> DATASET ENTRIES:
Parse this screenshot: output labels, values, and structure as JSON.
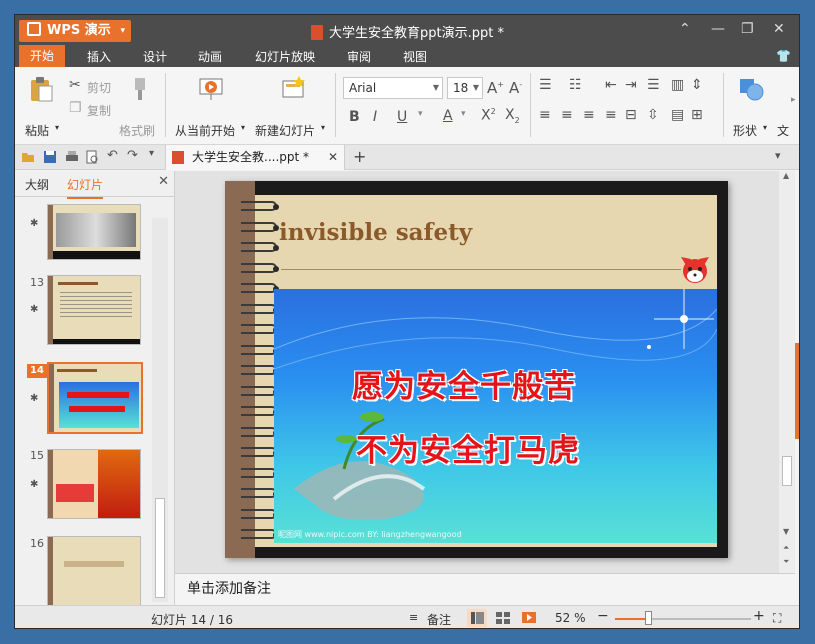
{
  "titlebar": {
    "app_button": "WPS 演示",
    "document_title": "大学生安全教育ppt演示.ppt *"
  },
  "menu": [
    "开始",
    "插入",
    "设计",
    "动画",
    "幻灯片放映",
    "审阅",
    "视图"
  ],
  "ribbon": {
    "paste": "粘贴",
    "cut": "剪切",
    "copy": "复制",
    "format_painter": "格式刷",
    "play_from_current": "从当前开始",
    "new_slide": "新建幻灯片",
    "font_name": "Arial",
    "font_size": "18",
    "shape": "形状",
    "more": "文"
  },
  "doc_tab": {
    "label": "大学生安全教....ppt *"
  },
  "left_panel": {
    "tab_outline": "大纲",
    "tab_slides": "幻灯片",
    "slides": [
      {
        "num": "13"
      },
      {
        "num": "14"
      },
      {
        "num": "15"
      },
      {
        "num": "16"
      }
    ]
  },
  "slide": {
    "title": "invisible safety",
    "line1": "愿为安全千般苦",
    "line2": "不为安全打马虎",
    "watermark": "昵图网 www.nipic.com        BY: liangzhengwangood"
  },
  "notes_placeholder": "单击添加备注",
  "status": {
    "slide_counter": "幻灯片 14 / 16",
    "notes_label": "备注",
    "zoom": "52 %",
    "zoom_level": 0.24
  },
  "colors": {
    "accent": "#e8712c",
    "titlebar": "#4c4c4c",
    "slogan_red": "#e4141a",
    "slide_title_brown": "#8b5a2b"
  }
}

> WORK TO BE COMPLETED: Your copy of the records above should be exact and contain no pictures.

> RESPONSE BOX:
Parse this screenshot: output labels, values, and structure as JSON.
{
  "titlebar": {
    "app_button": "WPS 演示",
    "document_title": "大学生安全教育ppt演示.ppt *"
  },
  "menu": [
    "开始",
    "插入",
    "设计",
    "动画",
    "幻灯片放映",
    "审阅",
    "视图"
  ],
  "ribbon": {
    "paste": "粘贴",
    "cut": "剪切",
    "copy": "复制",
    "format_painter": "格式刷",
    "play_from_current": "从当前开始",
    "new_slide": "新建幻灯片",
    "font_name": "Arial",
    "font_size": "18",
    "shape": "形状",
    "more": "文"
  },
  "doc_tab": {
    "label": "大学生安全教....ppt *"
  },
  "left_panel": {
    "tab_outline": "大纲",
    "tab_slides": "幻灯片",
    "slides": [
      {
        "num": "13"
      },
      {
        "num": "14"
      },
      {
        "num": "15"
      },
      {
        "num": "16"
      }
    ]
  },
  "slide": {
    "title": "invisible safety",
    "line1": "愿为安全千般苦",
    "line2": "不为安全打马虎",
    "watermark": "昵图网 www.nipic.com        BY: liangzhengwangood"
  },
  "notes_placeholder": "单击添加备注",
  "status": {
    "slide_counter": "幻灯片 14 / 16",
    "notes_label": "备注",
    "zoom": "52 %",
    "zoom_level": 0.24
  },
  "colors": {
    "accent": "#e8712c",
    "titlebar": "#4c4c4c",
    "slogan_red": "#e4141a",
    "slide_title_brown": "#8b5a2b"
  }
}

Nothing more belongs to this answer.